early in life cause persistent changes in gene expression?
What are the implications of this for processed “modern”
foods? Synthetic dietary supplements? No answers yet,
though clearly, mimicking mother nature can be tricky.
From here Professor Waterland turned his eye directly
on obesity. He knew that, in mice, obese agouti viable
yellow mothers produced offspring that tended to obesity.
He set out to identify the developmental timing and
physiological basis of the obesity-promoting effect.
In this study9, he and his co-workers found that female
offspring of obese mothers became obese in adulthood,
but male offspring did not—in the females fetal growth
restriction was followed by adult-onset obesity.
The central analysis focused on the female wild-type
offspring, which interestingly did not have an abnormally
increased appetite that fueled their obesity. The source of
their obesity instead appeared to be their blunted activity.
The implications are as curious as they are fascinating.
In the lab, female mice are more physically active than
males. They choose to run on the wheel more often than
the males, and in general are more spontaneously active.
This finding suggests that fetal growth restriction affects
some developmental pathway that changes the female’s
natural drive for physical activity.
In a further groundbreaking observation in the same
study, Waterland’s group showed that the obesity-promoting
effect definitively occurs during fetal development and
not during early life. Shortly after birth, litters of lean and
of obese mothers were cross-fostered.An obese female’s
lactation is impaired, which results in persistent stunting
of the offspring, yet even when reared by a lean, fully-
lactating mother, the offspring of obese females still
became obese in adulthood. It appears the pattern of fetal
growth restriction followed by sufficient nutrition causes
a developmental mismatch, and in adult females, obesity
It has been found that there is a similar pattern in
humans. Humans who are growth restricted in utero
show a greater risk of metabolic syndrome/type 2
diabetes as adults. It is postulated that the suboptimal
uterine conditions create limited nutrition, so the fetus
redistributes blood flow to help in the development of
vital organs. This is called the brain-sparing effect9.
But what is altered in these patterns? Professor
Waterland is hunting for the answers. His hunch is the
hypothalamus10 and he is now on the path to discover
the source of dysregulation through the neuronal
development of this brain structure, which links the
nervous and endocrine systems. The hypothalamus
coordinates hormonal and behavioural phenomena,
including food intake, energy expenditure and circadian
YOU ARE WHAT YOU (AND YOUR BACTERIA) EAT
When you eat, food gets broken down in the stomach and
then passes to the body’s sorting centre, the gut, whereby
enzymes from the pancreas and the gut break it down
further. The gut’s prodigious bacterial population, called
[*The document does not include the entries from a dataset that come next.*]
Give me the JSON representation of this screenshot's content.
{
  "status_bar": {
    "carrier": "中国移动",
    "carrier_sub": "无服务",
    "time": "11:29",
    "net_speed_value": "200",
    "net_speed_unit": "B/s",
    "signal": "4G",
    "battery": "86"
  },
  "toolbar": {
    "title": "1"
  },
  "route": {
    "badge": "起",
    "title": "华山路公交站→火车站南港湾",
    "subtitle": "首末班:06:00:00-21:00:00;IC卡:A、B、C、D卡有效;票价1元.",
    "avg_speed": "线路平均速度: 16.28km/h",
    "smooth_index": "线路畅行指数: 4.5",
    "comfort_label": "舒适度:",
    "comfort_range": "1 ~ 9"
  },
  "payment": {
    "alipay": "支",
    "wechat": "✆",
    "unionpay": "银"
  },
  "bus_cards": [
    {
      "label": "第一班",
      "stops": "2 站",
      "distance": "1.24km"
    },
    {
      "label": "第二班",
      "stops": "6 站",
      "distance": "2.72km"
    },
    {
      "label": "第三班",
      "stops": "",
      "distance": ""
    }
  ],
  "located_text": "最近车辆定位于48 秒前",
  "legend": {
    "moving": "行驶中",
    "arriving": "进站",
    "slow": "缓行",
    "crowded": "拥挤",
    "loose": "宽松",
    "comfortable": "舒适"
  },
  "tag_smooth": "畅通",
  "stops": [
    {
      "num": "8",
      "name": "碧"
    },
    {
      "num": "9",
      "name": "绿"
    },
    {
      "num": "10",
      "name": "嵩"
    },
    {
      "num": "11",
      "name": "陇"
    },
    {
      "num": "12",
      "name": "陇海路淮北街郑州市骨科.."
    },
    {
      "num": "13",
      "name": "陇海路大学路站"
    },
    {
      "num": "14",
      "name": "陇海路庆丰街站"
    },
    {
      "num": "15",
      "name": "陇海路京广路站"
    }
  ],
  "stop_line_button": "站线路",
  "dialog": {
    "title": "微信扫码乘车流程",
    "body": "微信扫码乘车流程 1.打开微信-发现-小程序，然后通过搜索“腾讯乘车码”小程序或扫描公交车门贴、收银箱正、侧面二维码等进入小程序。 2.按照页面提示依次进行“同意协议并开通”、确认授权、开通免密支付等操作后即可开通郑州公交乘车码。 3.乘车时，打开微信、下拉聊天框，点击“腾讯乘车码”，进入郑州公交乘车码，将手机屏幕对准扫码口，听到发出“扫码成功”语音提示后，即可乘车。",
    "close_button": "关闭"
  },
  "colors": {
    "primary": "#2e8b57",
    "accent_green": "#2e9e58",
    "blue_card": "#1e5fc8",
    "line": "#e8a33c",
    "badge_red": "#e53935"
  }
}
the microbiota, processes what remains by fermentation
and sends the results out to nourish your body.
What’s important here is that optimum function—
nutrients and absorption by
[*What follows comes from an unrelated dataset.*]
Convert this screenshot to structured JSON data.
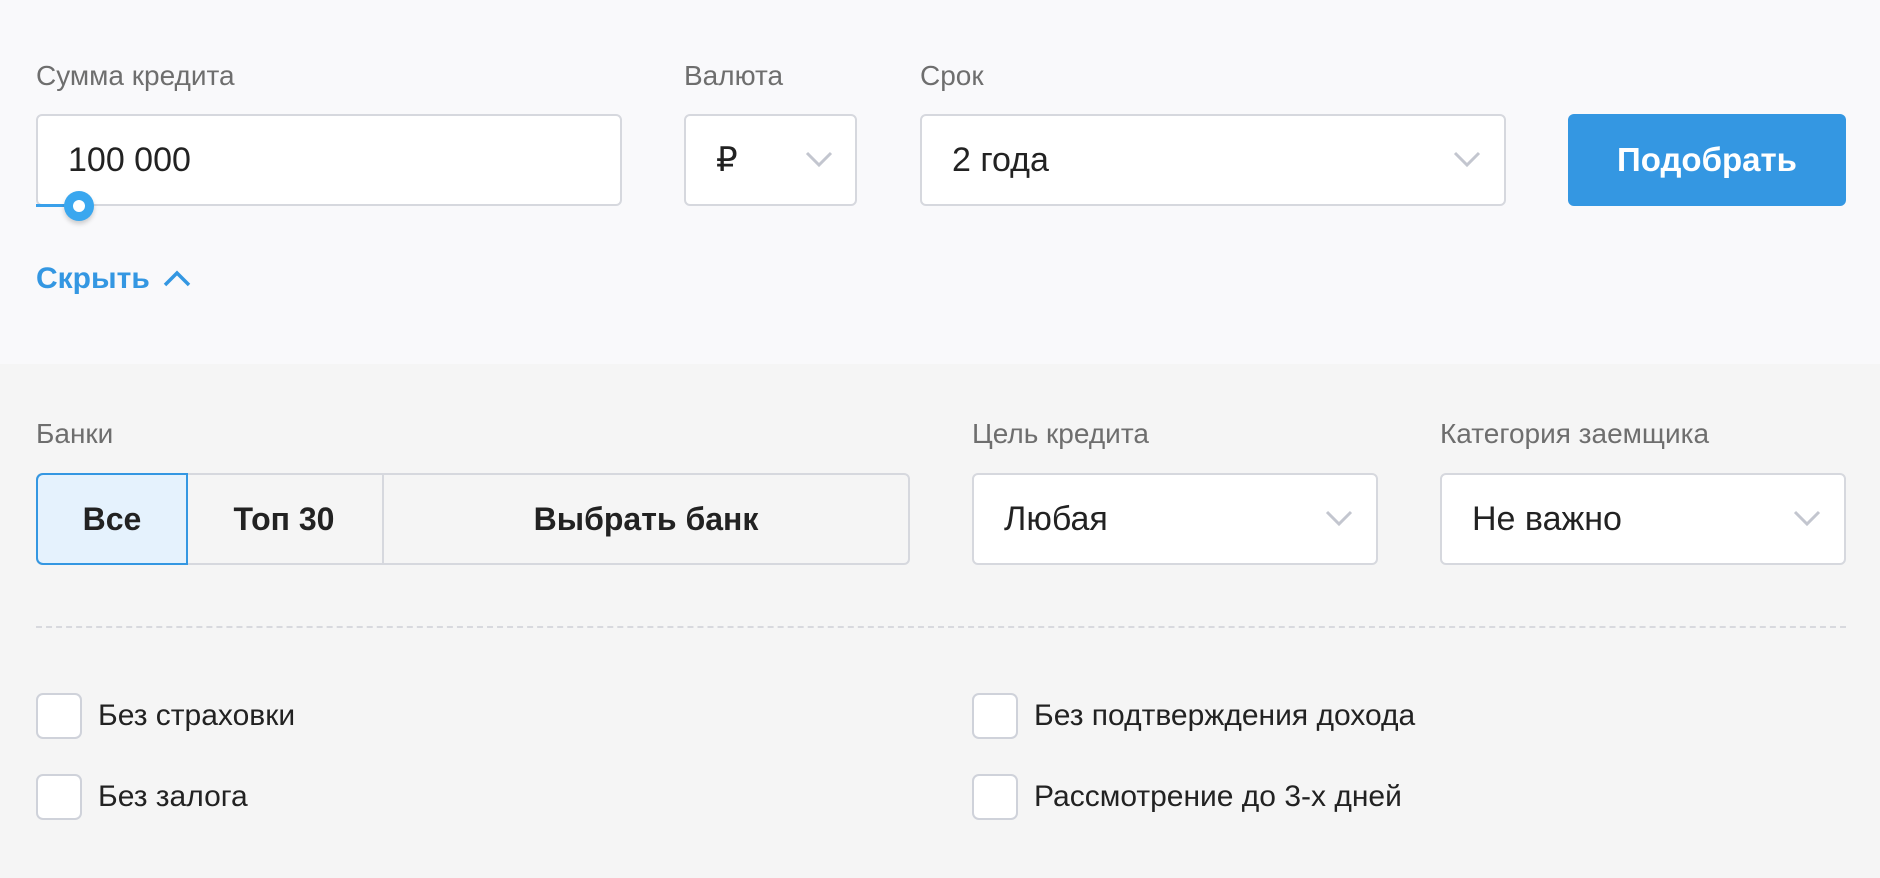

the body—all depend on
processing by the entire gut,
which is quite long and varies
in its bacterial populations
from one segment to the
next. Furthermore, what is
broken down, and where, may
provoke epigenetic responses
in your genome and that of
your gut bacteria.
Here’s why this matters to
health. The human intestinal
system evolved when people
ate food in a natural state, like leaves,
fruits, whole grains and roots. These are fibrous, and the
gut digests them in several stages. So each section of the
gut progresses digestion and each section of the gut has